It’s been eight years since I’ve had daily exposure to a garden of my own. Oh, my life is full of gardens - I work with them on a daily basis. But that’s a different story to having a garden of your own. I’m one of over 30 million Americans who live in apartments and don’t have their own plot of land. So, I’m dependent on public space for my exposure to nature.
Here in Arkansas, there isn’t great access to public gardens or parks with interesting plant communities. What we do have are Wildlife Management Areas. Like the Conservation Areas that I grew up with in Missouri, these are plots of land owned and administered by the state that are managed lightly to support wildlife and indigenous plant communities. In Missouri, these lands are administered by the Department of Conservation. In Arkansas, they’re administered by the Arkansas Game and Fish Commission and called “Wildlife Management Areas”. Hunting and fishing - more than ecological conservation - are the top management priorities. But they’re the best examples of lightly managed plant communities and naturalistic landscapes that I can easily access.

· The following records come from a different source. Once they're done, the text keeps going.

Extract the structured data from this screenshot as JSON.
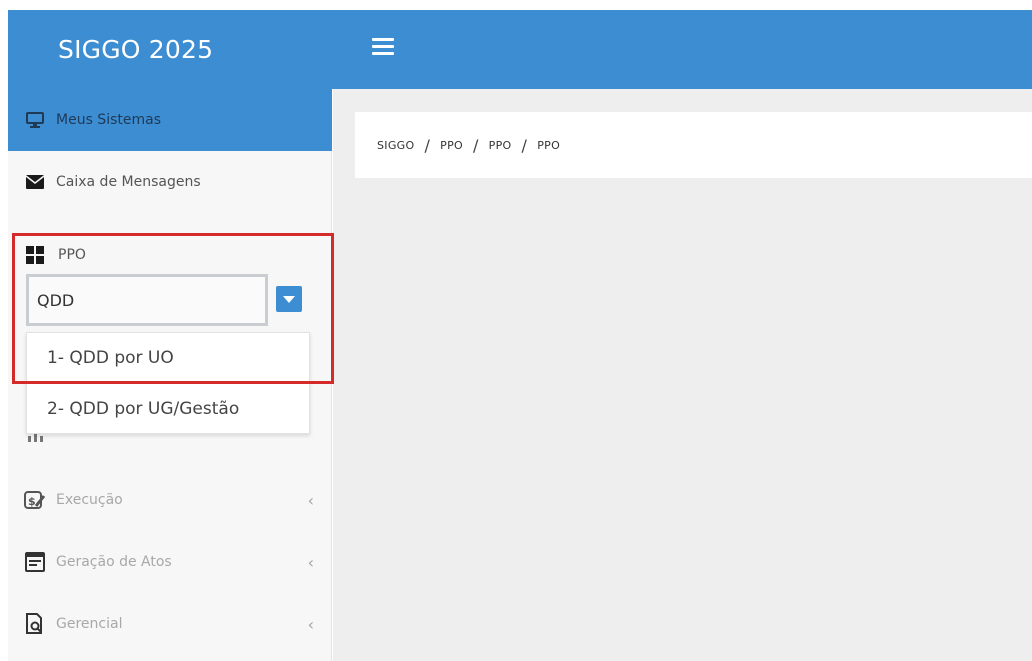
{
  "app": {
    "brand": "SIGGO 2025",
    "colors": {
      "primary": "#3c8dd2",
      "highlight_border": "#d42a2a",
      "main_bg": "#eeeeee"
    }
  },
  "header": {
    "menu_icon": "hamburger-icon"
  },
  "sidebar": {
    "items": [
      {
        "label": "Meus Sistemas",
        "icon": "monitor-icon",
        "active": true
      },
      {
        "label": "Caixa de Mensagens",
        "icon": "envelope-icon",
        "active": false
      },
      {
        "label": "PPO",
        "icon": "grid-icon",
        "active": false
      },
      {
        "label": "Execução",
        "icon": "money-icon",
        "active": false
      },
      {
        "label": "Geração de Atos",
        "icon": "document-window-icon",
        "active": false
      },
      {
        "label": "Gerencial",
        "icon": "document-search-icon",
        "active": false
      }
    ]
  },
  "search": {
    "value": "QDD"
  },
  "dropdown": {
    "options": [
      "1- QDD por UO",
      "2- QDD por UG/Gestão"
    ]
  },
  "breadcrumb": [
    "SIGGO",
    "PPO",
    "PPO",
    "PPO"
  ]
}
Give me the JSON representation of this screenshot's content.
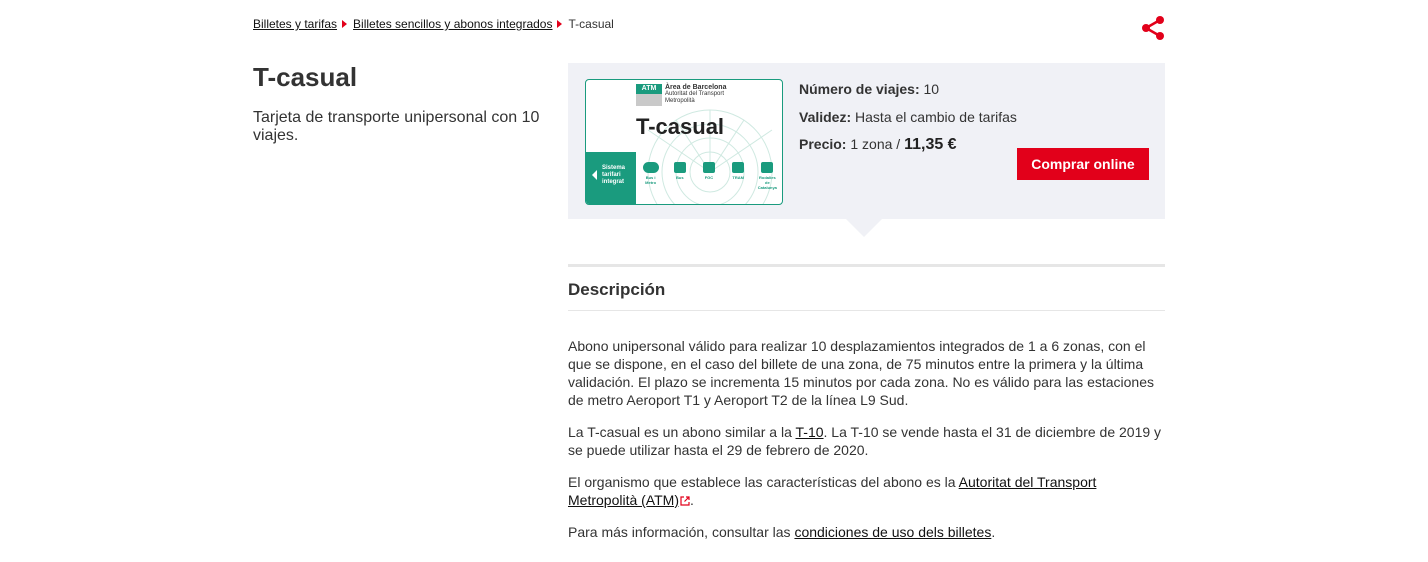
{
  "breadcrumb": {
    "items": [
      "Billetes y tarifas",
      "Billetes sencillos y abonos integrados"
    ],
    "current": "T-casual"
  },
  "page": {
    "title": "T-casual",
    "lead": "Tarjeta de transporte unipersonal con 10 viajes."
  },
  "card": {
    "atm": "ATM",
    "issuer_line1": "Àrea de Barcelona",
    "issuer_line2": "Autoritat del Transport",
    "issuer_line3": "Metropolità",
    "title": "T-casual",
    "strip_text": "Sistema tarifari integrat",
    "modes": [
      "Bus i Metro",
      "Bus",
      "FGC",
      "TRAM",
      "Rodalies de Catalunya"
    ]
  },
  "ticket": {
    "viajes_label": "Número de viajes:",
    "viajes_value": "10",
    "validez_label": "Validez:",
    "validez_value": "Hasta el cambio de tarifas",
    "precio_label": "Precio:",
    "precio_zona": "1 zona /",
    "precio_value": "11,35 €",
    "buy_label": "Comprar online"
  },
  "description": {
    "title": "Descripción",
    "p1": "Abono unipersonal válido para realizar 10 desplazamientos integrados de 1 a 6 zonas, con el que se dispone, en el caso del billete de una zona, de 75 minutos entre la primera y la última validación. El plazo se incrementa 15 minutos por cada zona. No es válido para las estaciones de metro Aeroport T1 y Aeroport T2 de la línea L9 Sud.",
    "p2_before": "La T-casual es un abono similar a la ",
    "p2_link": "T-10",
    "p2_after": ". La T-10 se vende hasta el 31 de diciembre de 2019 y se puede utilizar hasta el 29 de febrero de 2020.",
    "p3_before": "El organismo que establece las características del abono es la ",
    "p3_link": "Autoritat del Transport Metropolità (ATM)",
    "p3_after": ".",
    "p4_before": "Para más información, consultar las ",
    "p4_link": "condiciones de uso dels billetes",
    "p4_after": "."
  },
  "colors": {
    "accent": "#e2001a",
    "card_green": "#1a9b7e",
    "panel_bg": "#f0f1f6"
  }
}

Last year, when I took Noel Kingsbury’s excellent course “Planting Design with Perennials”, I realized that it would probably be a good idea to make a practice of observing regional plant communities on some kind of regular basis. So I made a commitment, this year, to regularly visit the Camp Robinson State Wildlife Management Area - ideally as often as once a week.
The Camp Robinson State Wildlife Management Area stretches over 19,000 acres in central Arkansas, 20 minutes north of Little Rock. It’s directly east of the town of Mayflower (population 2,430), and wraps around the east side of Lake Conway. It sits at a location where the Arkansas River Valley winds through eastern tip of the Fourche mountains. I tend to focus my wanderings on the southern part of the site, where an east-west ridge (reminiscent of the cuestas of the Flint Hills in Kansas) rises to form a boundary to the floodplain along the north shore of Lake Conway.
Over the past year, I’ve made a point to get out and explore Camp Robinson as frequently as I could. I’ve ended up out there every other weekend, on average - exploring, walking the landscape and observing the changes from week to week. There are some wonderful tree and shrub communities on the site, but for this piece we’re focusing on perennial plants - especially the forbs with colorful flowers. Gardener’s favorites. Here’s a quick visual essay of five things that I’ve noticed about the perennial plant communities on the site:
Succession of Bloom Changes Quickly
The majority of species bloom for only a few weeks, two or maybe four weeks at a maximum. Some arrive in waves, with populations in different areas erupting into bloom at different times depending on exposure, aspect, and sunlight. As a designer, I can’t help thinking about how this would translate to a planting design - what a high diversity of species would be required for a designed planting to mimic these quick shifts. In the photo above, an annual coreopsis erupts from dense grass - two weeks later, the coreopsis were done.
Individual Species Differ Dramatically Depending on Conditions
While walking around different areas of the 19,000 acres that make up Camp Robinson, I noticed populations of the same species occurring in different conditions. Seeing these differences made me consider how much the appearances of each species might differ from year to year. Designers are usually attempting to strategize for plantings that look relatively similar and create coherence across a site - both in place and in time. It’s an interesting shift to think in terms of matrices that might differ in proportions from year to year. Just in the quick view above, you can see how the different species respond to subtle differences in topography...
Palette of Southern Regional Plants for Horticultural and Design Purposes is Underexplored
Seeing the plants at Robinson made me realize what a narrow selection of regionally native plants are widely available in general horticultural commerce. Just in this year’s wanderings, I’ve seen some incredible variations of Phlox, stunning deep orange and fire-engine red butterfly weed (Asclepias tuberosa) [above], a maypop with pure white flowers (Passiflora incarnata alba) [above], and a Blazing Star with incredible pyramids of bloom (Liatris aspera).
Immersed in a Big Drift of One or Two Species is Wonder-Inducing
We all know that humans have a weird affection for monocultures. Just witness all the lawns. Or the craze for visiting Dutch tulip fields and western American fields of sunflowers. A huge massing of a single species signals that something unusual is going on - especially when it’s some kind of mass bloom event. The sense of being dwarfed by a plant community in bloom is something that tickles me with an absurd sense of joy. Just look at those liatris in the photo above - they felt like a purple haze floating down directly above the earth.
A Successful Plant Community is Full of the Sounds of Life
People talk about the noise of the city. I was overwhelmed in late summer by the experience of a wet meadow in full obnoxious bloom. Vernonia, rudbeckia, eupatorium shouting out in full bloom. All of this Pantone 2018 purple is just a coincidence. Butterflies, birds, dragonflies, and bees make a joyful noise. Watch the videos below for sound effects.